_ACTIVITY:_ Scan each line of the entries below for the word "heading" and count the ones where it appears. The answer is that number alone.

[Entries from a dataset of interfaces]
= Beginning of Section =

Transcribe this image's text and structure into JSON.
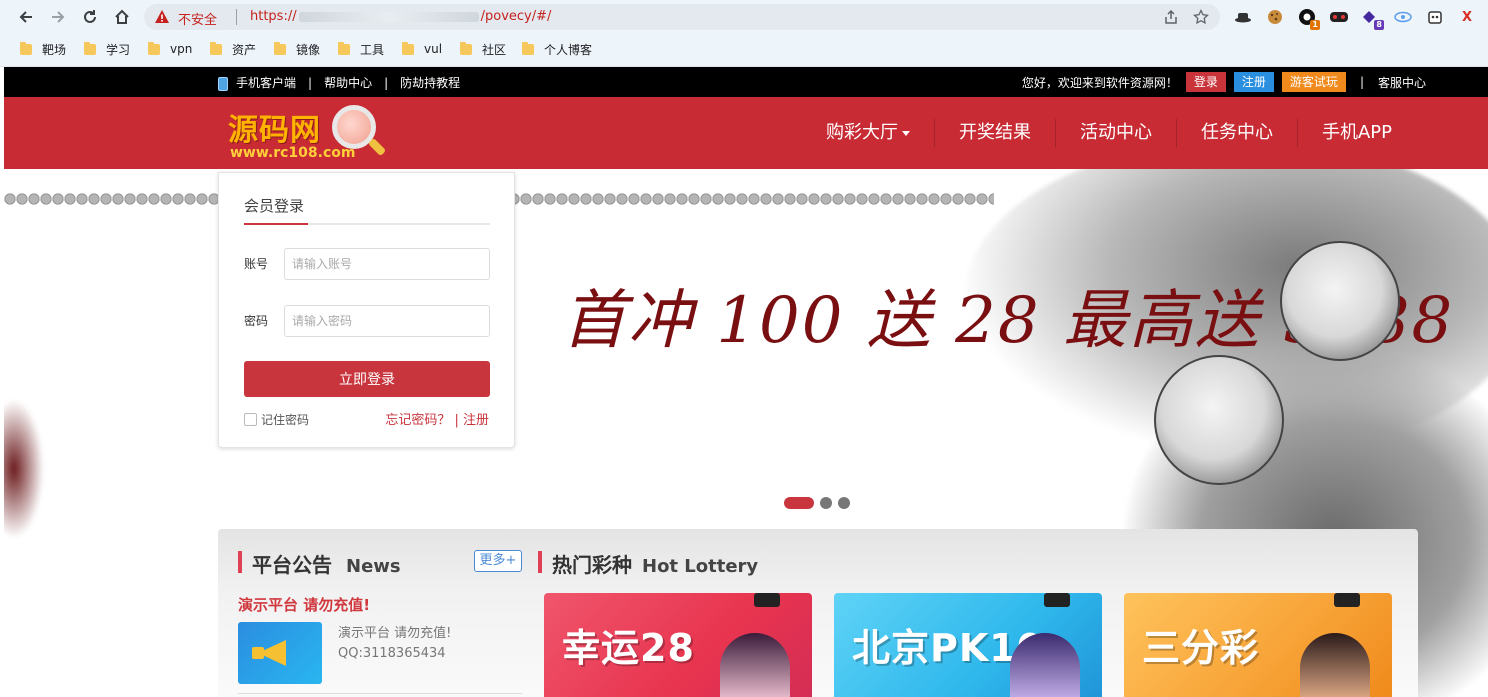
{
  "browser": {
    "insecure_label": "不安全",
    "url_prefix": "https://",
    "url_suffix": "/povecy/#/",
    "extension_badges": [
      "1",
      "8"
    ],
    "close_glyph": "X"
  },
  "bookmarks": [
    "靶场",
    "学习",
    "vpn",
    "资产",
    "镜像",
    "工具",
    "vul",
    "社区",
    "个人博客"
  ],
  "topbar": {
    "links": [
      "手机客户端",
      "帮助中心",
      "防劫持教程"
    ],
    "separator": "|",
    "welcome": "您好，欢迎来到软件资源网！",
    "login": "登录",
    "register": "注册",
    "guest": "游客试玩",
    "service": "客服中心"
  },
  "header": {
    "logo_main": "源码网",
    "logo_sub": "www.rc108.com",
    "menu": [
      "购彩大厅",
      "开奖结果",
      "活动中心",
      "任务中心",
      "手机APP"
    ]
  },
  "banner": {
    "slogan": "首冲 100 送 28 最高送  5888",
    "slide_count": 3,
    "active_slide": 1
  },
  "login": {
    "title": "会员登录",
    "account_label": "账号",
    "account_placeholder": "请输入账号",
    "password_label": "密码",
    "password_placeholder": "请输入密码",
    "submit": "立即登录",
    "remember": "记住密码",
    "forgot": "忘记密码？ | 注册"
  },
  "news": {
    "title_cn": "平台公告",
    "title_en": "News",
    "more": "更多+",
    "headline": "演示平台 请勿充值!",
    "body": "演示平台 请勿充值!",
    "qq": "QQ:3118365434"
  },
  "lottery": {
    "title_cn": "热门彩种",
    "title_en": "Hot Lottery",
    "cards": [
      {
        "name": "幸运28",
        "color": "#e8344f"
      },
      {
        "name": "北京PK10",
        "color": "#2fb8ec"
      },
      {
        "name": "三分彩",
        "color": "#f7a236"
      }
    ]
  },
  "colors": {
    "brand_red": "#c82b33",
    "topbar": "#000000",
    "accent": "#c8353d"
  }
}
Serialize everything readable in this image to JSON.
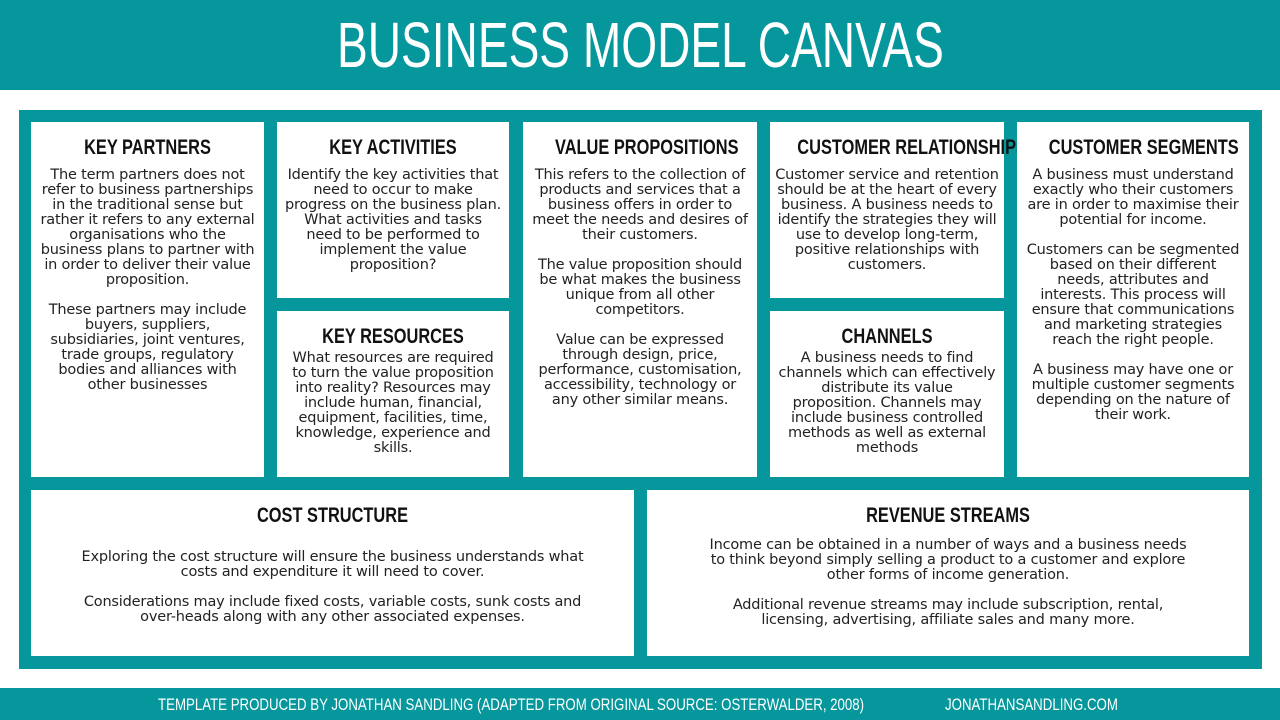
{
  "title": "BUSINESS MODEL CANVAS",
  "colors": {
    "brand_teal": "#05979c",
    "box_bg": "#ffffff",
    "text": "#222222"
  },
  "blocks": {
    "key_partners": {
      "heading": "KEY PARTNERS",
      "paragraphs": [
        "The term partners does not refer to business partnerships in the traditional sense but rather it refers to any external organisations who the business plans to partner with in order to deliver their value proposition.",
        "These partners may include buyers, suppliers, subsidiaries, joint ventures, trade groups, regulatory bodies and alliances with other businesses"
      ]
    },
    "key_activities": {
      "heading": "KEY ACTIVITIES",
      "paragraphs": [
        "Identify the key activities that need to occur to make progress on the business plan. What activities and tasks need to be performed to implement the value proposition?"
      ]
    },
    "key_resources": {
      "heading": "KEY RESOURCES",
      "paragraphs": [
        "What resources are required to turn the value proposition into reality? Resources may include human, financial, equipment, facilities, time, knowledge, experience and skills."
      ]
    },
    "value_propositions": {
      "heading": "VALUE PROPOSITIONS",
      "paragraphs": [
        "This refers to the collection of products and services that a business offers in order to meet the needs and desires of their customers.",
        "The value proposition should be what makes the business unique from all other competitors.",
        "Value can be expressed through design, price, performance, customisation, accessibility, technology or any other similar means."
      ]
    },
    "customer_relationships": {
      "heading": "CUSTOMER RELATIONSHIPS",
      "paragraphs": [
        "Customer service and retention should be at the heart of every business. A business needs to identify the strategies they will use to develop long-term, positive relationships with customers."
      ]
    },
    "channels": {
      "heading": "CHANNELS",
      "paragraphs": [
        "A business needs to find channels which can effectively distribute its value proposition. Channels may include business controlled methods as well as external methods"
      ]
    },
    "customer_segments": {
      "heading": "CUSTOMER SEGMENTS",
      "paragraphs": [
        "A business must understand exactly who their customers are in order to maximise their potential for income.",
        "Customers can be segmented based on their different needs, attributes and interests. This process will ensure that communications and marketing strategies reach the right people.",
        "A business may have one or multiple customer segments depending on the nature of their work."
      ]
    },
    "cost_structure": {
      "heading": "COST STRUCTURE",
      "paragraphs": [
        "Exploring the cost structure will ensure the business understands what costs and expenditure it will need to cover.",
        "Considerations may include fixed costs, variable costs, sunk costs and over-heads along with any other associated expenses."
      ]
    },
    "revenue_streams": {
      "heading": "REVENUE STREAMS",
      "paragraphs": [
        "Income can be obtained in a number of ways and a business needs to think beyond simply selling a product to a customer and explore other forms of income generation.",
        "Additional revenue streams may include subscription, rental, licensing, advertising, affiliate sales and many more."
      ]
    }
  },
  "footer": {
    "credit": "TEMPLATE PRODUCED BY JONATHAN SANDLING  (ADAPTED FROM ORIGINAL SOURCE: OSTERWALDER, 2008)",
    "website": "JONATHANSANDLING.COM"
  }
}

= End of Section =
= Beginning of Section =

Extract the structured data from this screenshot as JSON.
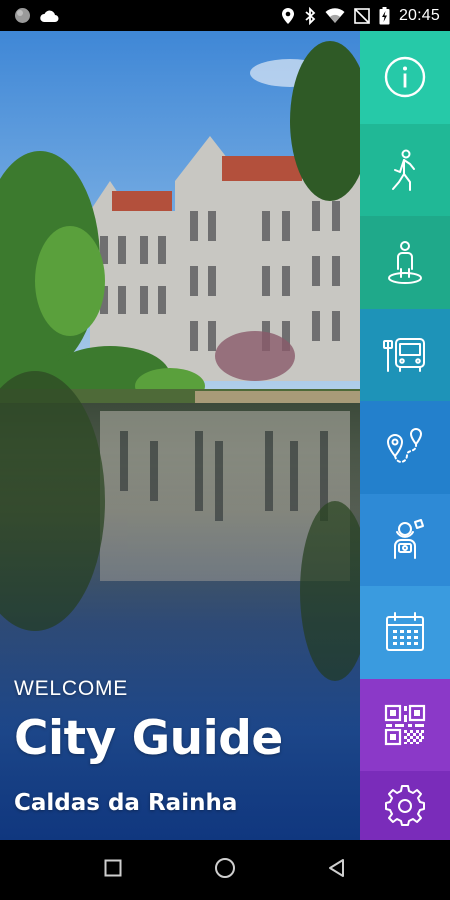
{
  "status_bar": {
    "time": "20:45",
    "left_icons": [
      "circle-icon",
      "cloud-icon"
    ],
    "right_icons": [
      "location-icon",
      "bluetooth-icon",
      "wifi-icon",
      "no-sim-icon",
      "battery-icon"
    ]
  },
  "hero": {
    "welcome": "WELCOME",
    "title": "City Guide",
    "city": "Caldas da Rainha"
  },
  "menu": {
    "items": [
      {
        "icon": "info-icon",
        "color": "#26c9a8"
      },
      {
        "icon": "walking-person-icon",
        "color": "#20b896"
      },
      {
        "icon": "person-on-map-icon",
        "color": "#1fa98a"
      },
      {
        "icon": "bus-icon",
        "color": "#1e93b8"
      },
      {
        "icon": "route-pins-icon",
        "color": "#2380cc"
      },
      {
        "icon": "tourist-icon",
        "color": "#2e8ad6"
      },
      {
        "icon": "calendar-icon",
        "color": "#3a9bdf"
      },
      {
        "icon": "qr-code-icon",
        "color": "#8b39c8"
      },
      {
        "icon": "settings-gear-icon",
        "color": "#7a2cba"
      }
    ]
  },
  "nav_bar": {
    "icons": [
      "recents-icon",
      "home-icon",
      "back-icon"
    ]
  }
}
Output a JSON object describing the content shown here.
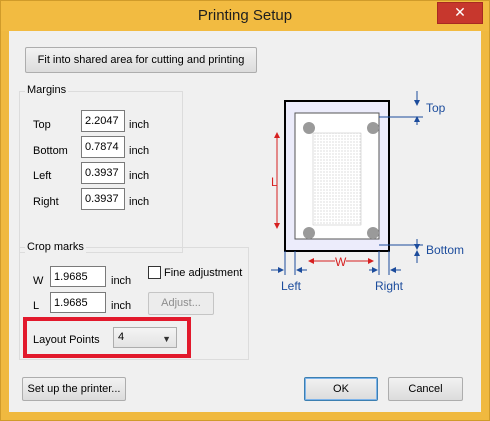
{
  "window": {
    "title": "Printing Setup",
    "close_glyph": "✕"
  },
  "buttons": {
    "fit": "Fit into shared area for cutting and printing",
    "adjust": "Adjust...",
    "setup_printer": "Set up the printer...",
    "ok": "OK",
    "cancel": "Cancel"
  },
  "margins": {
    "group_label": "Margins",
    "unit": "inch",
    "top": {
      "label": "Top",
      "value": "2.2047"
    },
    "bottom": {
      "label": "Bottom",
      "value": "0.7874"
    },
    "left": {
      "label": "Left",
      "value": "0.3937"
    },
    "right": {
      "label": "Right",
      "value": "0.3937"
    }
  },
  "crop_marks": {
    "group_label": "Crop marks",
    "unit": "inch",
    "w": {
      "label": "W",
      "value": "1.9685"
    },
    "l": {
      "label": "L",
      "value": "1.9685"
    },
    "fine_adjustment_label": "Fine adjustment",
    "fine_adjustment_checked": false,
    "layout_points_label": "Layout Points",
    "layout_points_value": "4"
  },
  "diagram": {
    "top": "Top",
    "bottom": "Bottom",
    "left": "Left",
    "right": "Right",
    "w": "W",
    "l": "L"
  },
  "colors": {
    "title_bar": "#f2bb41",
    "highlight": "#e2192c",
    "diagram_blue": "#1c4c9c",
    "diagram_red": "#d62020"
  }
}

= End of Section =

_TASK RESULT:_ 9